Per double-handed retrieve, great option for bangers and strike inducing fast retrieves. There is really only one option in this retrieve, strip set. Maybe even two or three strips as you reposition the rod back into your hands to fight the fish. Even still, keeping the line tight in the shortest path along the direction of the fly is key.
05-14-2002, 07:51 PM
Juro, I think you have given a very good description of a strip set.
Cool! And half the time I don't even strip line ;)
All kidding aside, the strip set, as it's been taught to me anyway, is a hook set technique whereby the stripping hand sets the hook, hence the name. The rod is described as "kept at a low angle during the set while stripping with the line hand to set the hook".
What I meant to point out was not that. In fact, I propose that if you are thinking that way then it could very well be an indication of a line-to-fly tension problem, and that learning to maintain a line to be able to set without the line hand stripping will probably lead to greater hooking success than learning to set by stripping the line to compensate.

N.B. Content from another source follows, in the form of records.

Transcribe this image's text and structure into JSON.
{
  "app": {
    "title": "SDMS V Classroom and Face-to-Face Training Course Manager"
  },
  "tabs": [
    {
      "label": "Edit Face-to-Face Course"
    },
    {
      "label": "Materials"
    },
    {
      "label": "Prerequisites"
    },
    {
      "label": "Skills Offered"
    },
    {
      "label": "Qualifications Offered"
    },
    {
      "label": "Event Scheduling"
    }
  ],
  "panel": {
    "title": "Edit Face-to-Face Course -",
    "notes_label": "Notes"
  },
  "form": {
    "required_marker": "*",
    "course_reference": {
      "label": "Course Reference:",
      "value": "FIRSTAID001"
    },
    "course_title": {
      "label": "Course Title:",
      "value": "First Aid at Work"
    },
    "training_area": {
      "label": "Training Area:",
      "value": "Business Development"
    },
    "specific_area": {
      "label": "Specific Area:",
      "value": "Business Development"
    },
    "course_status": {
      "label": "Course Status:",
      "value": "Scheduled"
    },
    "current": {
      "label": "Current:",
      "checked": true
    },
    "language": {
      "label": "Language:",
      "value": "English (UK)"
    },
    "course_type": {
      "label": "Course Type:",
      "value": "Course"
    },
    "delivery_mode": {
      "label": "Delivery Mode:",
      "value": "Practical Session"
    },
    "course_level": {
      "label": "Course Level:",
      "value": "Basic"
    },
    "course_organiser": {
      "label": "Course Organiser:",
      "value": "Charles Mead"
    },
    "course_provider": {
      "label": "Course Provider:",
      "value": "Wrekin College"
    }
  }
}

Of course, the combination, which is what I am really suggesting, is the best method but I meant to emphasize that the core problem is not in the line hand. In a combination set, the strip is optional and only done if necessary, which I would argue is a fraction of the time and determined by the degree of contact made by raising the rod first. Line retrieval is not the operative hooksetting motion as in the strip-set proper, but an optional complement to a concentrated lift.
Also this is purely a striper discussion without consideration for upstream mending a dry fly for trout or greaselining a Spey rod on a steelhead stream. This is merely my admittedly subjective opinion; your results may vary and folks should use what works best for them, of course.